The latest Conveyor update adds delta updates for macOS, lets you migrate your update site URL, has a new tutorial on how to use HOCON and updates to the latest version of the Apple notarization protocol. Let’s take it for a test drive!
Binary deltas encode the differences between two versions of an app, so by using them you can avoid sending the entire app to the user when it’s time to upgrade. Here’s a demo of the update process both with and without delta updates. It’s on a 50Mbit/sec connection and the app is simply the Electron template app you get by running
conveyor generate electron hello-world:
With deltas the app is upgraded nearly instantly. The other is still downloading by the time the first user is already back to work.
A better workflow
The Sparkle library that is bundled into your app when shipping to macOS has supported delta updates for while, but the workflow for creating them could be awkward when using the native upstream tools. You’re expected to keep all the needed app versions around locally, and use a program written in Objective-C. That isn’t ideal when working with continuous integration, when shipping from non-macOS machines or when multiple people can do releases.
Conveyor 11 now makes this whole process automatic. Just ensure that you set
conveyor.compatibility-level to 11 or higher and run
make site or
make copied-site as normal. Conveyor will download prior releases, compute deltas from them and then include those delta files in your appcasts. Sparkle will use the delta if it can or fall back to the full download if it can’t (e.g. if the user edited their install). If you want to adjust the number of deltas that are computed you can set
app.mac.deltas to the number of versions you prefer (or zero to disable). Existing installs have supported applying deltas from day one, so you’ll see the benefits immediately.
Like with everything else in Conveyor you can do this from any platform: builds run on Linux or Windows can generate deltas for macOS. It generates the deltas itself without any Mac-specific tooling.
You also don’t have to manage a collection of old versions. The

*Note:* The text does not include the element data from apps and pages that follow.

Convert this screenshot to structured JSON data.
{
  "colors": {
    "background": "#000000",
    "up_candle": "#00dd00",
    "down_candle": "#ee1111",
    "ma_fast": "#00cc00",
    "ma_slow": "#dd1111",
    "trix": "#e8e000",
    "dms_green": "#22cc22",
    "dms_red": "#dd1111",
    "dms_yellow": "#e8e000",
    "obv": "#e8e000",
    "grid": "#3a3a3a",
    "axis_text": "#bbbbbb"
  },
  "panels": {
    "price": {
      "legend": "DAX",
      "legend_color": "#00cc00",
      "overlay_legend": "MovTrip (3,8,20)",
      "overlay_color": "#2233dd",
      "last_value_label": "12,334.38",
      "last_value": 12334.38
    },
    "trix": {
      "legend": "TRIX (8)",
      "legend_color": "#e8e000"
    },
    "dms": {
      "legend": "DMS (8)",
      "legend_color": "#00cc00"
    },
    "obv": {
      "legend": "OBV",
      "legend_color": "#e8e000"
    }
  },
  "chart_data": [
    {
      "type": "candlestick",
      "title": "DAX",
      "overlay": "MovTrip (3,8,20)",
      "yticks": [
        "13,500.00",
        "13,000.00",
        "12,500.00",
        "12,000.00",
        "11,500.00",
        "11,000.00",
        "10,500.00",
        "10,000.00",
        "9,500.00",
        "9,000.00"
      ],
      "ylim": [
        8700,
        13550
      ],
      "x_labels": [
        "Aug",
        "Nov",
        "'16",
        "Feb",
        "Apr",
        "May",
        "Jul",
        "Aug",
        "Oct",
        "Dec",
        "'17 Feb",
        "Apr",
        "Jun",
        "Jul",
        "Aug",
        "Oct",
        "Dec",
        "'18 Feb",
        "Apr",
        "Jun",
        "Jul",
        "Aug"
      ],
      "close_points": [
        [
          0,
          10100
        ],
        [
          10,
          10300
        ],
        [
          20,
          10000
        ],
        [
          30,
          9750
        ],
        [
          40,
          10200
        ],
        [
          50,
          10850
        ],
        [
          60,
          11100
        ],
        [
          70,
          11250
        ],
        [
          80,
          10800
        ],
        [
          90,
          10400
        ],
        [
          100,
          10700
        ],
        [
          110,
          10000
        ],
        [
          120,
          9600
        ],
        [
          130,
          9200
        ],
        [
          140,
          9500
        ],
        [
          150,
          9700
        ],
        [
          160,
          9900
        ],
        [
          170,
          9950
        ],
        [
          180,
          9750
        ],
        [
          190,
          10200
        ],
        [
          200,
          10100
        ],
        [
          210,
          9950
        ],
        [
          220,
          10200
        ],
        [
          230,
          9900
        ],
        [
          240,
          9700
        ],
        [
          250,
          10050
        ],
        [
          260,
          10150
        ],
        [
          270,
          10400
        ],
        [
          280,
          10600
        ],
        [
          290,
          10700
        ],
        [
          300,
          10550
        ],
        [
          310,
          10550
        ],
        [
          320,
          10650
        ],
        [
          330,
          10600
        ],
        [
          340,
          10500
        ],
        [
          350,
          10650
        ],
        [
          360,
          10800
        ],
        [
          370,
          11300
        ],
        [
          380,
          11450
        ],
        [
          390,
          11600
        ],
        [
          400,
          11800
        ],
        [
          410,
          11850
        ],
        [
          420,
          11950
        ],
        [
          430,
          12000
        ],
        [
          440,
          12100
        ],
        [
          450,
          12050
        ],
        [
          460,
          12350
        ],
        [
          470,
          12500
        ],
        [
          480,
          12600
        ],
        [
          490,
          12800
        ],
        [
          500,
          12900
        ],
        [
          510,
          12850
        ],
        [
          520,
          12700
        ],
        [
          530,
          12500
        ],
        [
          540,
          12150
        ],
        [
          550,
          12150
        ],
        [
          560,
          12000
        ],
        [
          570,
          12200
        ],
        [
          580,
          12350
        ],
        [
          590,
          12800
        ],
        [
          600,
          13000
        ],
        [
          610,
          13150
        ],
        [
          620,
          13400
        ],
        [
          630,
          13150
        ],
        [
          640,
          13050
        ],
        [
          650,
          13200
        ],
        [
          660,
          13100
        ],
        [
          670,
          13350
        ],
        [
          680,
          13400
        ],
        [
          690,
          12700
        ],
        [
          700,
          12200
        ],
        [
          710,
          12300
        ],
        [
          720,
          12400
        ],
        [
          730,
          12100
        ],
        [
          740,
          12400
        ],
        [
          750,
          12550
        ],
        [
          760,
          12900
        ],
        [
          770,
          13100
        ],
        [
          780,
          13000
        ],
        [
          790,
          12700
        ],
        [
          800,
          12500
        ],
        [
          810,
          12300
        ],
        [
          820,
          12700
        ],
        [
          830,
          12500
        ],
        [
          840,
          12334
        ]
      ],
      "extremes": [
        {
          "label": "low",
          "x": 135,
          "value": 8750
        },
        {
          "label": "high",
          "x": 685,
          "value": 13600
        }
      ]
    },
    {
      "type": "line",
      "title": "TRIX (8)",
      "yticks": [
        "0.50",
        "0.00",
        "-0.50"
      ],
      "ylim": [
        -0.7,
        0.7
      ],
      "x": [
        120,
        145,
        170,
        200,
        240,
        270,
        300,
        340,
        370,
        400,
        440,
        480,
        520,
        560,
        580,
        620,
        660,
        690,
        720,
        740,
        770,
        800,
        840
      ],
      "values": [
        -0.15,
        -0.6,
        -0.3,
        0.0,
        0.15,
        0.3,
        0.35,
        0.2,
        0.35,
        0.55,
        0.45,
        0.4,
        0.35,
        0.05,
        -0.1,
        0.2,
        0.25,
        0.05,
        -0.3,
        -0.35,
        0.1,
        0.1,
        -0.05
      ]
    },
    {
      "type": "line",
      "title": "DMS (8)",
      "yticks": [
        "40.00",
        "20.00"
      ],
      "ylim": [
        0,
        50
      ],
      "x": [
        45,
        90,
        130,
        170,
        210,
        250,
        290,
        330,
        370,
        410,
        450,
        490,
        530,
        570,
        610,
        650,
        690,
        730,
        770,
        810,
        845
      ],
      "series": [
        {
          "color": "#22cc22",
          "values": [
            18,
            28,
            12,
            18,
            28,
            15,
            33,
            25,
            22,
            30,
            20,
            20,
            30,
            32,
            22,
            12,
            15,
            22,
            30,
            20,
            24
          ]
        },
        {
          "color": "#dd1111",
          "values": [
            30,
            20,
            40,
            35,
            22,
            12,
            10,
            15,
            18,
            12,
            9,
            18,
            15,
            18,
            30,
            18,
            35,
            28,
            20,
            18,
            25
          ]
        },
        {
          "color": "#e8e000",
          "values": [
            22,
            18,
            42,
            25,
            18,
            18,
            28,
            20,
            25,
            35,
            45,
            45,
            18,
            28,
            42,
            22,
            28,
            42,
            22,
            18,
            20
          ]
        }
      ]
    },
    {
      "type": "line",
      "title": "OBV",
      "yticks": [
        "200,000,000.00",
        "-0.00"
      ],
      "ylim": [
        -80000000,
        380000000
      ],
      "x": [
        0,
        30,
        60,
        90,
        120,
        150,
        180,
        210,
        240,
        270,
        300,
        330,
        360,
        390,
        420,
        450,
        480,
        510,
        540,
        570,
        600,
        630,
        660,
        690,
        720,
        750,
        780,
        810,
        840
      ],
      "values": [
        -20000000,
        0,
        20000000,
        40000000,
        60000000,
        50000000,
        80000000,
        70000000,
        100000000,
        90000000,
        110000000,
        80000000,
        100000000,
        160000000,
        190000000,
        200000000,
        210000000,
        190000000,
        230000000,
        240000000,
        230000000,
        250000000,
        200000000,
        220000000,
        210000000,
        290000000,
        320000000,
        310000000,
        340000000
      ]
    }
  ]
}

metadata.properties file that is generated alongside the other update system metadata files contains the version numbers and hashes of older releases. These are then downloaded from your update site and stored in the disk cache. If your cache is big enough and preserved between releases the older versions may even still be there and thus no downloads are necessary. This scheme frees you from manually managing a collection of old versions.
Behind the scenes a Sparkle delta update is a collection of instructions to move/add/delete files, change permissions, set symlinks and of course, compute new versions from old versions using the popular “bsdiff” format. Although Conveyor computes binary deltas in parallel Sparkle applies them serially. As can be seen from the video, with a fast enough internet connection the process of applying the patch can take longer than downloading it. Optimizing the patch application process might be an interesting project for the future.
Migrating your site URL
Most software update systems come from large companies and thus assume long-term stable URLs are a given. In the wider world companies change names, get acquired, move to different hosting providers and so on. In Conveyor 11 it’s now possible to migrate your update site to a different URL. For a period of your choosing Conveyor will upload files to both old and new site URLs, with the old site pointing to the binaries on the new. As users upgrade the software update configuration will be updated to point to the new location. Eventually you can stop putting files at the old URL and delete it.
Apple now has an officially supported notarization API meant specifically for tools like Conveyor. The main difference is that authentication is done using private keys instead of API keys. We’ve added support for using it and updated the docs to point new users at it, but don’t worry, if you already have macOS notarization set up then you don’t need to make any changes. The old method continues to work fine.
Finally, we’ve made some bug fixes and usability improvements. For example, more defaults are now inferred from your code signing certificates, if you have any.
You can upgrade by starting the app and clicking “Check for upgrades”.